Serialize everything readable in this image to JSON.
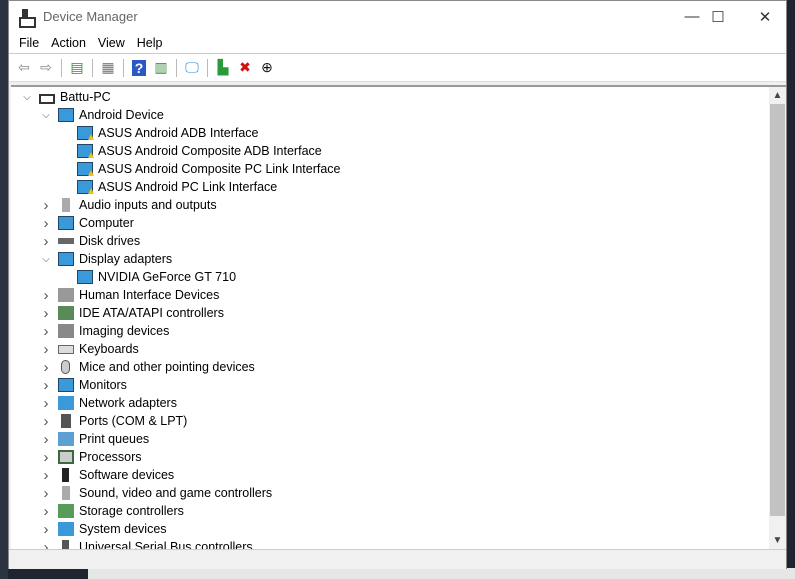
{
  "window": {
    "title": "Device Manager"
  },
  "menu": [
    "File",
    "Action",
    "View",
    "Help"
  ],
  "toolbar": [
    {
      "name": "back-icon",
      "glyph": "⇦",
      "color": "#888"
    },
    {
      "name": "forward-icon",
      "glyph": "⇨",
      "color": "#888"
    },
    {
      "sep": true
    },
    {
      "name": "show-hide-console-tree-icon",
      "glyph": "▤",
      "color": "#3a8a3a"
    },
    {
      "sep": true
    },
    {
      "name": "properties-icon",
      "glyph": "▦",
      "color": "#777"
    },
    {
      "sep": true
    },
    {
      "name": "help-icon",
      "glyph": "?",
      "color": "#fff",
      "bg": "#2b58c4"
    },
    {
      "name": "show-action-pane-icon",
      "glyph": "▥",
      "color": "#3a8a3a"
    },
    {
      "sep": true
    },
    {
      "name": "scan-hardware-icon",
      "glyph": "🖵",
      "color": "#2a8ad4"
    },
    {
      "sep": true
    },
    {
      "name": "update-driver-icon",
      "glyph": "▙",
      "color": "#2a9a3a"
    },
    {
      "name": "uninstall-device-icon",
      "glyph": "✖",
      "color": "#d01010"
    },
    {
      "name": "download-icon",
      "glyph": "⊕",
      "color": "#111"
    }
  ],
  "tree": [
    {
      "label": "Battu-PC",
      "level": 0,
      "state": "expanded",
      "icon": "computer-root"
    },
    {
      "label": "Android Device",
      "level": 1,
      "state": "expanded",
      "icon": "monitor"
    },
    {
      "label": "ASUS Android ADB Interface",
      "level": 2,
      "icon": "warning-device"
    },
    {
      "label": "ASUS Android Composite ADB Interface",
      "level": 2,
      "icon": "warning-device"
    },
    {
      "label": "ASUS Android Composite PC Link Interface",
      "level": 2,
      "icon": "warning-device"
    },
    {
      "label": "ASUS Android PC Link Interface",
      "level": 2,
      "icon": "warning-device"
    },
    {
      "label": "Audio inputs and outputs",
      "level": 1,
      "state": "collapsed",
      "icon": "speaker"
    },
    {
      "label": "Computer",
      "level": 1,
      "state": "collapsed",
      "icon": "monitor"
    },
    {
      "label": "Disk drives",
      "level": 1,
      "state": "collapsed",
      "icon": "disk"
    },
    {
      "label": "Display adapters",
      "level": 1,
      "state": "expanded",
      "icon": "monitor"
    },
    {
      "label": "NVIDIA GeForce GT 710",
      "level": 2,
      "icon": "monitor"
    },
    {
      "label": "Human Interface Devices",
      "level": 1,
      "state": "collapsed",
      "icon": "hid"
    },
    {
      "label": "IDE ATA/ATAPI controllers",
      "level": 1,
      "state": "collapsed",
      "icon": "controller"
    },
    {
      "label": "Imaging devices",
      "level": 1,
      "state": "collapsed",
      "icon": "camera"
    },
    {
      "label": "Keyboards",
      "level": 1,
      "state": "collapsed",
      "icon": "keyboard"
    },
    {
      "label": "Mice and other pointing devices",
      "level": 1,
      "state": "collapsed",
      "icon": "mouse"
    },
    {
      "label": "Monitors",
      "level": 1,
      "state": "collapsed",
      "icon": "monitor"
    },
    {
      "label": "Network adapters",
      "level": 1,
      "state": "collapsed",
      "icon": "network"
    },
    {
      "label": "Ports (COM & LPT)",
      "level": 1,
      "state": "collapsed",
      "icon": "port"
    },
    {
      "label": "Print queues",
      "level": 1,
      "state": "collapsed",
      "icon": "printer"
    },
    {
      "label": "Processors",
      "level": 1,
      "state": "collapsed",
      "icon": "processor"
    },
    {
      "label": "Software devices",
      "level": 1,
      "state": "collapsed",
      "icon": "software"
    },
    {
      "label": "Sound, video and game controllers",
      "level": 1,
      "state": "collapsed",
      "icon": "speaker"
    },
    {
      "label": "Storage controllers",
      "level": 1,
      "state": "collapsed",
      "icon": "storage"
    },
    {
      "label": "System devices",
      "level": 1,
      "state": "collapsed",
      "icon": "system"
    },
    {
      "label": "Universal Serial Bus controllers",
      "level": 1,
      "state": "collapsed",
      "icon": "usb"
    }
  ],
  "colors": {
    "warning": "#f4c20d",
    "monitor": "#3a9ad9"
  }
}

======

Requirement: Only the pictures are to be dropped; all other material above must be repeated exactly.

Reply:
Serialize everything readable in this image to JSON.
{
  "window": {
    "title": "Device Manager"
  },
  "menu": [
    "File",
    "Action",
    "View",
    "Help"
  ],
  "toolbar": [
    {
      "name": "back-icon",
      "glyph": "⇦",
      "color": "#888"
    },
    {
      "name": "forward-icon",
      "glyph": "⇨",
      "color": "#888"
    },
    {
      "sep": true
    },
    {
      "name": "show-hide-console-tree-icon",
      "glyph": "▤",
      "color": "#3a8a3a"
    },
    {
      "sep": true
    },
    {
      "name": "properties-icon",
      "glyph": "▦",
      "color": "#777"
    },
    {
      "sep": true
    },
    {
      "name": "help-icon",
      "glyph": "?",
      "color": "#fff",
      "bg": "#2b58c4"
    },
    {
      "name": "show-action-pane-icon",
      "glyph": "▥",
      "color": "#3a8a3a"
    },
    {
      "sep": true
    },
    {
      "name": "scan-hardware-icon",
      "glyph": "🖵",
      "color": "#2a8ad4"
    },
    {
      "sep": true
    },
    {
      "name": "update-driver-icon",
      "glyph": "▙",
      "color": "#2a9a3a"
    },
    {
      "name": "uninstall-device-icon",
      "glyph": "✖",
      "color": "#d01010"
    },
    {
      "name": "download-icon",
      "glyph": "⊕",
      "color": "#111"
    }
  ],
  "tree": [
    {
      "label": "Battu-PC",
      "level": 0,
      "state": "expanded",
      "icon": "computer-root"
    },
    {
      "label": "Android Device",
      "level": 1,
      "state": "expanded",
      "icon": "monitor"
    },
    {
      "label": "ASUS Android ADB Interface",
      "level": 2,
      "icon": "warning-device"
    },
    {
      "label": "ASUS Android Composite ADB Interface",
      "level": 2,
      "icon": "warning-device"
    },
    {
      "label": "ASUS Android Composite PC Link Interface",
      "level": 2,
      "icon": "warning-device"
    },
    {
      "label": "ASUS Android PC Link Interface",
      "level": 2,
      "icon": "warning-device"
    },
    {
      "label": "Audio inputs and outputs",
      "level": 1,
      "state": "collapsed",
      "icon": "speaker"
    },
    {
      "label": "Computer",
      "level": 1,
      "state": "collapsed",
      "icon": "monitor"
    },
    {
      "label": "Disk drives",
      "level": 1,
      "state": "collapsed",
      "icon": "disk"
    },
    {
      "label": "Display adapters",
      "level": 1,
      "state": "expanded",
      "icon": "monitor"
    },
    {
      "label": "NVIDIA GeForce GT 710",
      "level": 2,
      "icon": "monitor"
    },
    {
      "label": "Human Interface Devices",
      "level": 1,
      "state": "collapsed",
      "icon": "hid"
    },
    {
      "label": "IDE ATA/ATAPI controllers",
      "level": 1,
      "state": "collapsed",
      "icon": "controller"
    },
    {
      "label": "Imaging devices",
      "level": 1,
      "state": "collapsed",
      "icon": "camera"
    },
    {
      "label": "Keyboards",
      "level": 1,
      "state": "collapsed",
      "icon": "keyboard"
    },
    {
      "label": "Mice and other pointing devices",
      "level": 1,
      "state": "collapsed",
      "icon": "mouse"
    },
    {
      "label": "Monitors",
      "level": 1,
      "state": "collapsed",
      "icon": "monitor"
    },
    {
      "label": "Network adapters",
      "level": 1,
      "state": "collapsed",
      "icon": "network"
    },
    {
      "label": "Ports (COM & LPT)",
      "level": 1,
      "state": "collapsed",
      "icon": "port"
    },
    {
      "label": "Print queues",
      "level": 1,
      "state": "collapsed",
      "icon": "printer"
    },
    {
      "label": "Processors",
      "level": 1,
      "state": "collapsed",
      "icon": "processor"
    },
    {
      "label": "Software devices",
      "level": 1,
      "state": "collapsed",
      "icon": "software"
    },
    {
      "label": "Sound, video and game controllers",
      "level": 1,
      "state": "collapsed",
      "icon": "speaker"
    },
    {
      "label": "Storage controllers",
      "level": 1,
      "state": "collapsed",
      "icon": "storage"
    },
    {
      "label": "System devices",
      "level": 1,
      "state": "collapsed",
      "icon": "system"
    },
    {
      "label": "Universal Serial Bus controllers",
      "level": 1,
      "state": "collapsed",
      "icon": "usb"
    }
  ],
  "colors": {
    "warning": "#f4c20d",
    "monitor": "#3a9ad9"
  }
}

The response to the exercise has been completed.